Component data from apps and pages
■ ■ ■

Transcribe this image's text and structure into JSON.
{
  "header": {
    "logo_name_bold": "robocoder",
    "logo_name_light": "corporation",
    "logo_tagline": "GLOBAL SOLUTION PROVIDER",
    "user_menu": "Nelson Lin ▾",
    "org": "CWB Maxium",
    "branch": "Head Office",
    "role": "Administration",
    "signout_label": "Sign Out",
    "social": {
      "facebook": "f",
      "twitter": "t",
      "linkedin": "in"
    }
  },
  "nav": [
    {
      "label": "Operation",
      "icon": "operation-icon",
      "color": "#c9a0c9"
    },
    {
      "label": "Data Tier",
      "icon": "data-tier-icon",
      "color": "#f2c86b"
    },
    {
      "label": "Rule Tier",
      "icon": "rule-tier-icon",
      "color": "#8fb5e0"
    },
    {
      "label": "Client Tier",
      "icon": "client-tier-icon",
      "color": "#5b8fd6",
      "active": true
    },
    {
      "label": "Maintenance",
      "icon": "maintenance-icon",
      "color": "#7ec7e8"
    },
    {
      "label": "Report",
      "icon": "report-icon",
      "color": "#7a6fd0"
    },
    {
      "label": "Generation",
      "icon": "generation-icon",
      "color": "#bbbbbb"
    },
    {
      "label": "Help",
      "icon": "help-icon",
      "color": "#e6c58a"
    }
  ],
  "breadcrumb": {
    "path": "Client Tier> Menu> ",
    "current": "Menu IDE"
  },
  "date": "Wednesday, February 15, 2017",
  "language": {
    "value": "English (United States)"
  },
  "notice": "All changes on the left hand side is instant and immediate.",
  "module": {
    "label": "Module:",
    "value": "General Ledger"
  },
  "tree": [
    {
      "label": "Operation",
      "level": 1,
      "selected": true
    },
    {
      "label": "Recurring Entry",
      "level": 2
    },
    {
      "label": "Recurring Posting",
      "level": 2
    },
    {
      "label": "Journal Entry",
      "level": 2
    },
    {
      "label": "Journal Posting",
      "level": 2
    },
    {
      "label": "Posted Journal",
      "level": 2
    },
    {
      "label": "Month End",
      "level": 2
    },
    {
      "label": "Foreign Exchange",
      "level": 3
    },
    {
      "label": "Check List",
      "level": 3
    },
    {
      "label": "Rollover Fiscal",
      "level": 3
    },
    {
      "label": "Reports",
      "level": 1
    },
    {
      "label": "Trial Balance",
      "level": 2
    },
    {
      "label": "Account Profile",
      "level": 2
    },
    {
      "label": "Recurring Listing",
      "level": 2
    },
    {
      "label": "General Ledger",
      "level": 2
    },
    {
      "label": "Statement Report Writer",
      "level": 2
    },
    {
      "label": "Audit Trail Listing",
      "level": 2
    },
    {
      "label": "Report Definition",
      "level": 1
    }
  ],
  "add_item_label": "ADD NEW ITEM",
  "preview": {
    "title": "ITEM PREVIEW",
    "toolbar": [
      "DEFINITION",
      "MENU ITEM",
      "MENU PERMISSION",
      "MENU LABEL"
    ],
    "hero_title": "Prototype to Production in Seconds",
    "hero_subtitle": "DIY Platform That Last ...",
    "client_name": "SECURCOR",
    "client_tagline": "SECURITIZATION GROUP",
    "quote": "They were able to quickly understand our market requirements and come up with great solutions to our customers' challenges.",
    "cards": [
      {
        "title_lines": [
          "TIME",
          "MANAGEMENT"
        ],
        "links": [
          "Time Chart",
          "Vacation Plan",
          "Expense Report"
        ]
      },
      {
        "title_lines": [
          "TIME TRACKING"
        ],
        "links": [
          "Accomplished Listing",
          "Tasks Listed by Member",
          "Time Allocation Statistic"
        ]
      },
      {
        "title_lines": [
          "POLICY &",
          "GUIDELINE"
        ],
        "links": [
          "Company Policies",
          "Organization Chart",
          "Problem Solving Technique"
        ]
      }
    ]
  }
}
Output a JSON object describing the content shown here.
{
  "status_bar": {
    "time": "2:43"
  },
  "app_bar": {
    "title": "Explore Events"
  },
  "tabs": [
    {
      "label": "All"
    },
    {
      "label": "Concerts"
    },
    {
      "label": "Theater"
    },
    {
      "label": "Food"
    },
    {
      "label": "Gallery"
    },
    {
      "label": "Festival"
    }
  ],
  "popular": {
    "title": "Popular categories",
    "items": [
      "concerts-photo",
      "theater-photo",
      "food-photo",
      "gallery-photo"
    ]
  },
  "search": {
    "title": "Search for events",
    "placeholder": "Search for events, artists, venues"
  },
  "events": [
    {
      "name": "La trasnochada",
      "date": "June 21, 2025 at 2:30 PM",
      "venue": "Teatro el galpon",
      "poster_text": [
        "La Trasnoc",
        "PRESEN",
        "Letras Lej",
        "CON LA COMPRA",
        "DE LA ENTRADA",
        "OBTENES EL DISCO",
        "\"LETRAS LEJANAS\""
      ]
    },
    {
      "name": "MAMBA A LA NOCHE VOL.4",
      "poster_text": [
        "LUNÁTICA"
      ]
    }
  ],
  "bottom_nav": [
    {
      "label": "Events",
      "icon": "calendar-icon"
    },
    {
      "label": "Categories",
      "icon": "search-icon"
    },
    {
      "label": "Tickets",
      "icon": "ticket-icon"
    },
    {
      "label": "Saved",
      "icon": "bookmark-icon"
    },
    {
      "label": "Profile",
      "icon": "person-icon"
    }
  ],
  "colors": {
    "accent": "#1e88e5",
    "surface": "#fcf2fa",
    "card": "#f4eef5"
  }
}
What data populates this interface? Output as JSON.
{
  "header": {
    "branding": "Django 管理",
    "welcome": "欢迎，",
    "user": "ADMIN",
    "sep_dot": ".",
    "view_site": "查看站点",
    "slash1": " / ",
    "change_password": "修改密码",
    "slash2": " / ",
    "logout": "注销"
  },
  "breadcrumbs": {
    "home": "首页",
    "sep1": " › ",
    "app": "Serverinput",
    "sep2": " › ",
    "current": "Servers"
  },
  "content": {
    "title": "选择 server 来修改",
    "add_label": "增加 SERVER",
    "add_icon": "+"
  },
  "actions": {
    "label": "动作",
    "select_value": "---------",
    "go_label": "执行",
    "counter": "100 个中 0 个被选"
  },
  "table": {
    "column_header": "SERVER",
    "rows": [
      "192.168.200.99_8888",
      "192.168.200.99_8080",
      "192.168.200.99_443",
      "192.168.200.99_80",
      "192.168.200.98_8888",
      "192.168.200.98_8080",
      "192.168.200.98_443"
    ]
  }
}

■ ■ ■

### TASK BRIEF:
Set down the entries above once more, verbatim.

### WRITTEN REPLY:
Transcribe this image's text and structure into JSON.
{
  "header": {
    "logo_name_bold": "robocoder",
    "logo_name_light": "corporation",
    "logo_tagline": "GLOBAL SOLUTION PROVIDER",
    "user_menu": "Nelson Lin ▾",
    "org": "CWB Maxium",
    "branch": "Head Office",
    "role": "Administration",
    "signout_label": "Sign Out",
    "social": {
      "facebook": "f",
      "twitter": "t",
      "linkedin": "in"
    }
  },
  "nav": [
    {
      "label": "Operation",
      "icon": "operation-icon",
      "color": "#c9a0c9"
    },
    {
      "label": "Data Tier",
      "icon": "data-tier-icon",
      "color": "#f2c86b"
    },
    {
      "label": "Rule Tier",
      "icon": "rule-tier-icon",
      "color": "#8fb5e0"
    },
    {
      "label": "Client Tier",
      "icon": "client-tier-icon",
      "color": "#5b8fd6",
      "active": true
    },
    {
      "label": "Maintenance",
      "icon": "maintenance-icon",
      "color": "#7ec7e8"
    },
    {
      "label": "Report",
      "icon": "report-icon",
      "color": "#7a6fd0"
    },
    {
      "label": "Generation",
      "icon": "generation-icon",
      "color": "#bbbbbb"
    },
    {
      "label": "Help",
      "icon": "help-icon",
      "color": "#e6c58a"
    }
  ],
  "breadcrumb": {
    "path": "Client Tier> Menu> ",
    "current": "Menu IDE"
  },
  "date": "Wednesday, February 15, 2017",
  "language": {
    "value": "English (United States)"
  },
  "notice": "All changes on the left hand side is instant and immediate.",
  "module": {
    "label": "Module:",
    "value": "General Ledger"
  },
  "tree": [
    {
      "label": "Operation",
      "level": 1,
      "selected": true
    },
    {
      "label": "Recurring Entry",
      "level": 2
    },
    {
      "label": "Recurring Posting",
      "level": 2
    },
    {
      "label": "Journal Entry",
      "level": 2
    },
    {
      "label": "Journal Posting",
      "level": 2
    },
    {
      "label": "Posted Journal",
      "level": 2
    },
    {
      "label": "Month End",
      "level": 2
    },
    {
      "label": "Foreign Exchange",
      "level": 3
    },
    {
      "label": "Check List",
      "level": 3
    },
    {
      "label": "Rollover Fiscal",
      "level": 3
    },
    {
      "label": "Reports",
      "level": 1
    },
    {
      "label": "Trial Balance",
      "level": 2
    },
    {
      "label": "Account Profile",
      "level": 2
    },
    {
      "label": "Recurring Listing",
      "level": 2
    },
    {
      "label": "General Ledger",
      "level": 2
    },
    {
      "label": "Statement Report Writer",
      "level": 2
    },
    {
      "label": "Audit Trail Listing",
      "level": 2
    },
    {
      "label": "Report Definition",
      "level": 1
    }
  ],
  "add_item_label": "ADD NEW ITEM",
  "preview": {
    "title": "ITEM PREVIEW",
    "toolbar": [
      "DEFINITION",
      "MENU ITEM",
      "MENU PERMISSION",
      "MENU LABEL"
    ],
    "hero_title": "Prototype to Production in Seconds",
    "hero_subtitle": "DIY Platform That Last ...",
    "client_name": "SECURCOR",
    "client_tagline": "SECURITIZATION GROUP",
    "quote": "They were able to quickly understand our market requirements and come up with great solutions to our customers' challenges.",
    "cards": [
      {
        "title_lines": [
          "TIME",
          "MANAGEMENT"
        ],
        "links": [
          "Time Chart",
          "Vacation Plan",
          "Expense Report"
        ]
      },
      {
        "title_lines": [
          "TIME TRACKING"
        ],
        "links": [
          "Accomplished Listing",
          "Tasks Listed by Member",
          "Time Allocation Statistic"
        ]
      },
      {
        "title_lines": [
          "POLICY &",
          "GUIDELINE"
        ],
        "links": [
          "Company Policies",
          "Organization Chart",
          "Problem Solving Technique"
        ]
      }
    ]
  }
}
Output a JSON object describing the content shown here.
{
  "status_bar": {
    "time": "2:43"
  },
  "app_bar": {
    "title": "Explore Events"
  },
  "tabs": [
    {
      "label": "All"
    },
    {
      "label": "Concerts"
    },
    {
      "label": "Theater"
    },
    {
      "label": "Food"
    },
    {
      "label": "Gallery"
    },
    {
      "label": "Festival"
    }
  ],
  "popular": {
    "title": "Popular categories",
    "items": [
      "concerts-photo",
      "theater-photo",
      "food-photo",
      "gallery-photo"
    ]
  },
  "search": {
    "title": "Search for events",
    "placeholder": "Search for events, artists, venues"
  },
  "events": [
    {
      "name": "La trasnochada",
      "date": "June 21, 2025 at 2:30 PM",
      "venue": "Teatro el galpon",
      "poster_text": [
        "La Trasnoc",
        "PRESEN",
        "Letras Lej",
        "CON LA COMPRA",
        "DE LA ENTRADA",
        "OBTENES EL DISCO",
        "\"LETRAS LEJANAS\""
      ]
    },
    {
      "name": "MAMBA A LA NOCHE VOL.4",
      "poster_text": [
        "LUNÁTICA"
      ]
    }
  ],
  "bottom_nav": [
    {
      "label": "Events",
      "icon": "calendar-icon"
    },
    {
      "label": "Categories",
      "icon": "search-icon"
    },
    {
      "label": "Tickets",
      "icon": "ticket-icon"
    },
    {
      "label": "Saved",
      "icon": "bookmark-icon"
    },
    {
      "label": "Profile",
      "icon": "person-icon"
    }
  ],
  "colors": {
    "accent": "#1e88e5",
    "surface": "#fcf2fa",
    "card": "#f4eef5"
  }
}
What data populates this interface? Output as JSON.
{
  "header": {
    "branding": "Django 管理",
    "welcome": "欢迎，",
    "user": "ADMIN",
    "sep_dot": ".",
    "view_site": "查看站点",
    "slash1": " / ",
    "change_password": "修改密码",
    "slash2": " / ",
    "logout": "注销"
  },
  "breadcrumbs": {
    "home": "首页",
    "sep1": " › ",
    "app": "Serverinput",
    "sep2": " › ",
    "current": "Servers"
  },
  "content": {
    "title": "选择 server 来修改",
    "add_label": "增加 SERVER",
    "add_icon": "+"
  },
  "actions": {
    "label": "动作",
    "select_value": "---------",
    "go_label": "执行",
    "counter": "100 个中 0 个被选"
  },
  "table": {
    "column_header": "SERVER",
    "rows": [
      "192.168.200.99_8888",
      "192.168.200.99_8080",
      "192.168.200.99_443",
      "192.168.200.99_80",
      "192.168.200.98_8888",
      "192.168.200.98_8080",
      "192.168.200.98_443"
    ]
  }
}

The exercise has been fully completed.